:: What is expected ::
The data must be returned exactly. No line may be left out.

[Data records for software interfaces]
──────
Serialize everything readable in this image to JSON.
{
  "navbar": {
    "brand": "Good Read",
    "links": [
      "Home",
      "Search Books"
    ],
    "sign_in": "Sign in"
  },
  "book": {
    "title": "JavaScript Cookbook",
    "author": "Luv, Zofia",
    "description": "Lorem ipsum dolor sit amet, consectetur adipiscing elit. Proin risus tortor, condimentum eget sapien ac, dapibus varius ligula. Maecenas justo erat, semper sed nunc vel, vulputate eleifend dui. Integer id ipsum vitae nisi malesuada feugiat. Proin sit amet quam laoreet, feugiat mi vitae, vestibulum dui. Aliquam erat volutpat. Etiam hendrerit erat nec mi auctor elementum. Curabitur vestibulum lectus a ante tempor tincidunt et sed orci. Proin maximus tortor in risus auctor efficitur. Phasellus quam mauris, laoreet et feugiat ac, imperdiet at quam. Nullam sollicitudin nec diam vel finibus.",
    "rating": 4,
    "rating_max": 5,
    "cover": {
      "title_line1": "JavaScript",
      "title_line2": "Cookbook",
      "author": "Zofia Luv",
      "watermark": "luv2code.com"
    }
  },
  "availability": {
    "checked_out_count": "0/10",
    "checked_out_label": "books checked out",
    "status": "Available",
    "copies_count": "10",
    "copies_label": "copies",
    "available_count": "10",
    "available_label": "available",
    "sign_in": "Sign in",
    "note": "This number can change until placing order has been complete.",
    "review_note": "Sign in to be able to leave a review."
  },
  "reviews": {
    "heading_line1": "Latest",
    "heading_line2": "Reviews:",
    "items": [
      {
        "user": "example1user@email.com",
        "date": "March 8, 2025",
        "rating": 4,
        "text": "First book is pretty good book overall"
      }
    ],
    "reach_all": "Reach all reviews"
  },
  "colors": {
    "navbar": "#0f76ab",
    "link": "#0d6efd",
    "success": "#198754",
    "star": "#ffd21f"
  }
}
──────
:: Response for this exercise ::
Serialize everything readable in this image to JSON.
{
  "navbar": {
    "brand": "Good Read",
    "links": [
      "Home",
      "Search Books"
    ],
    "sign_in": "Sign in"
  },
  "book": {
    "title": "JavaScript Cookbook",
    "author": "Luv, Zofia",
    "description": "Lorem ipsum dolor sit amet, consectetur adipiscing elit. Proin risus tortor, condimentum eget sapien ac, dapibus varius ligula. Maecenas justo erat, semper sed nunc vel, vulputate eleifend dui. Integer id ipsum vitae nisi malesuada feugiat. Proin sit amet quam laoreet, feugiat mi vitae, vestibulum dui. Aliquam erat volutpat. Etiam hendrerit erat nec mi auctor elementum. Curabitur vestibulum lectus a ante tempor tincidunt et sed orci. Proin maximus tortor in risus auctor efficitur. Phasellus quam mauris, laoreet et feugiat ac, imperdiet at quam. Nullam sollicitudin nec diam vel finibus.",
    "rating": 4,
    "rating_max": 5,
    "cover": {
      "title_line1": "JavaScript",
      "title_line2": "Cookbook",
      "author": "Zofia Luv",
      "watermark": "luv2code.com"
    }
  },
  "availability": {
    "checked_out_count": "0/10",
    "checked_out_label": "books checked out",
    "status": "Available",
    "copies_count": "10",
    "copies_label": "copies",
    "available_count": "10",
    "available_label": "available",
    "sign_in": "Sign in",
    "note": "This number can change until placing order has been complete.",
    "review_note": "Sign in to be able to leave a review."
  },
  "reviews": {
    "heading_line1": "Latest",
    "heading_line2": "Reviews:",
    "items": [
      {
        "user": "example1user@email.com",
        "date": "March 8, 2025",
        "rating": 4,
        "text": "First book is pretty good book overall"
      }
    ],
    "reach_all": "Reach all reviews"
  },
  "colors": {
    "navbar": "#0f76ab",
    "link": "#0d6efd",
    "success": "#198754",
    "star": "#ffd21f"
  }
}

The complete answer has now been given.